• WHAT THIS TASK INVOLVES: From the line containing "Read all visible content and emit it as JSON." down to the last line of the entries, print each line exactly and leave the pictures out.

• GIVEN RECORDS:
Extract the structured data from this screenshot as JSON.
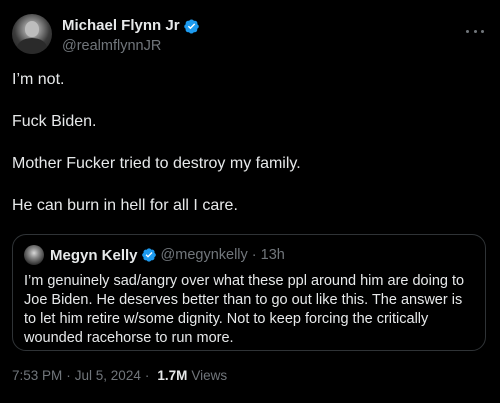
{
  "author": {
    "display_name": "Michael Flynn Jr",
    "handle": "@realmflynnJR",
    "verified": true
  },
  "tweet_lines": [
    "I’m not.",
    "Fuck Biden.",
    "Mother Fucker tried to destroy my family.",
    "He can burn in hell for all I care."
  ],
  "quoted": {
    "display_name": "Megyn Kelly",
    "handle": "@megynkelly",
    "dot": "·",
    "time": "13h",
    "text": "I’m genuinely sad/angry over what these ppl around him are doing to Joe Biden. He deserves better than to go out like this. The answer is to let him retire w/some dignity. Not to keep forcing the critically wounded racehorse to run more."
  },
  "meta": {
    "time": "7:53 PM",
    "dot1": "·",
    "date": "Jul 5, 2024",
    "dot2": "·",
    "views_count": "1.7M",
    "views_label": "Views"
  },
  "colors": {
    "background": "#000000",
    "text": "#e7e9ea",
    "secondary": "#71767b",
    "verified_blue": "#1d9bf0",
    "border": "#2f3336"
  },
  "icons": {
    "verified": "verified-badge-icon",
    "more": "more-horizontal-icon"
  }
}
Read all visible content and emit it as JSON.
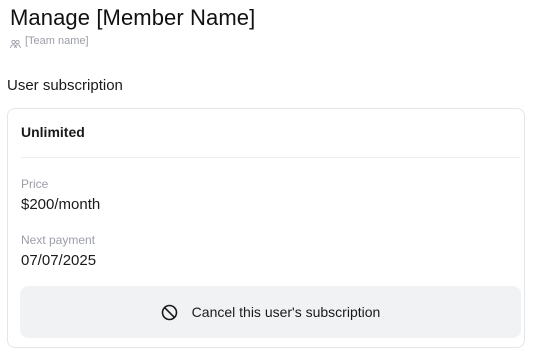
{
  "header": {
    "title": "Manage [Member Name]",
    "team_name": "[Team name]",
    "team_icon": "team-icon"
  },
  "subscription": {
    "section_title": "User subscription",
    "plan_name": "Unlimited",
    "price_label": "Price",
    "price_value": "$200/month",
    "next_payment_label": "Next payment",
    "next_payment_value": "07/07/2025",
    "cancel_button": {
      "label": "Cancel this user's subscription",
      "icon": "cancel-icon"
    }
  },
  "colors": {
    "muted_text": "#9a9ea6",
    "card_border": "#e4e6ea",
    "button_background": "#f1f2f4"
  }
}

• COMPLETED EXERCISE:
Read all visible content and emit it as JSON.
{
  "header": {
    "title": "Manage [Member Name]",
    "team_name": "[Team name]",
    "team_icon": "team-icon"
  },
  "subscription": {
    "section_title": "User subscription",
    "plan_name": "Unlimited",
    "price_label": "Price",
    "price_value": "$200/month",
    "next_payment_label": "Next payment",
    "next_payment_value": "07/07/2025",
    "cancel_button": {
      "label": "Cancel this user's subscription",
      "icon": "cancel-icon"
    }
  },
  "colors": {
    "muted_text": "#9a9ea6",
    "card_border": "#e4e6ea",
    "button_background": "#f1f2f4"
  }
}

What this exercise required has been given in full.